We focused on analysing the role played by protoplanetary disks in the evolution of angular momentum during star formation. If all the angular momentum contained within collapsing pre-stellar cores was conserved during their formation, proto-stars would reach rotation rates exceeding their break-up velocities before they reached the main sequence (Bodenheimer 1995). In order to avoid this occuring, methods by which proto-stars can lose angular momentum must exist. Angular momentum can be transferred from star to disk via stellar magnetic field lines through a process called magnetic braking (Camenzind 1990; Königl 1991). Alternatively, the stellar angular momentum can be lost from the star-disk system entirely via stellar- or disk-winds (e.g. Pelletier & Pudritz 1992; Matt & Pudritz 2005).
The proportion of lost stellar angular momentum retained within the protoplanetary disk is important to studies of planetary system formation. If the bulk motion within the disk remains Keplerian, any increase of angular momentum in the disk causes an outward migration of disk material and an expansion of the disk. Therefore, an increase in disk angular momentum may cause a reduction in the disk surface density, often used to indicate the disk's ability to form planets.
We made use of multi-wavelength data available in the literature to directly calculate the stellar and disk angular momenta for two nearby regions of star formation. Namely, these were the densely populated and highly irradiated Orion Nebula Cluster (ONC) and the comparitively sparse Taurus-Auriga region. Due to the limited size of the ONC dataset, we produced an average surface density profile for the region. We modelled the stars as solid body rotators due to their fully convective nature (Krishnamurthi et al. 1997) and assumed the disks are flat and undergo Keplerian rotation about the same rotation axis as the star.
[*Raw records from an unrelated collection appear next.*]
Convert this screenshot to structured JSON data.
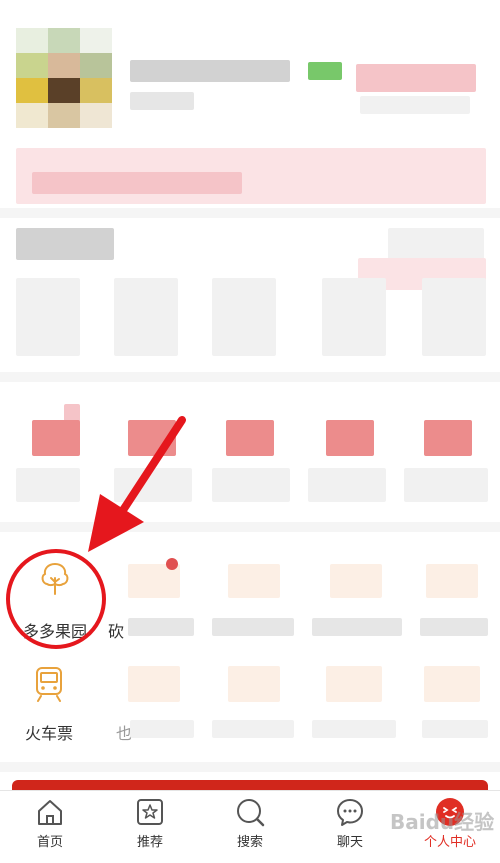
{
  "grid": {
    "orchard_label": "多多果园",
    "bargain_label_partial": "砍",
    "train_label": "火车票",
    "second_row_partial": "也"
  },
  "tabbar": {
    "home": "首页",
    "recommend": "推荐",
    "search": "搜索",
    "chat": "聊天",
    "profile": "个人中心"
  },
  "watermark": "Baidu经验",
  "colors": {
    "accent": "#e02e24",
    "highlight": "#e5171d",
    "icon_orange": "#e8a23c"
  }
}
We observed the older disks within each of the two star forming regions to be preferentially larger and less massive, consistent with viscous accretion theories and disk dispersal. However, when drawing comparisons between the two regions, the ONC sample appeared to have less massive disks than the Taurus-Auriga sample, even though the population of Taurus-Auriga is older. This may suggest an influence of the birth cloud environment on protoplanetary disk evolution.
Finally, the older stars within the ONC were observed to harbour disks that contained more angular momentum than their younger counterparts whereas, in the Taurus-Auriga sample, the amount of angular momentum contained in the older and younger samples was consistent. We suggest that the missing disk angular momentum in the older Taurus-Auriga disks may be contained within yet-undetected planets.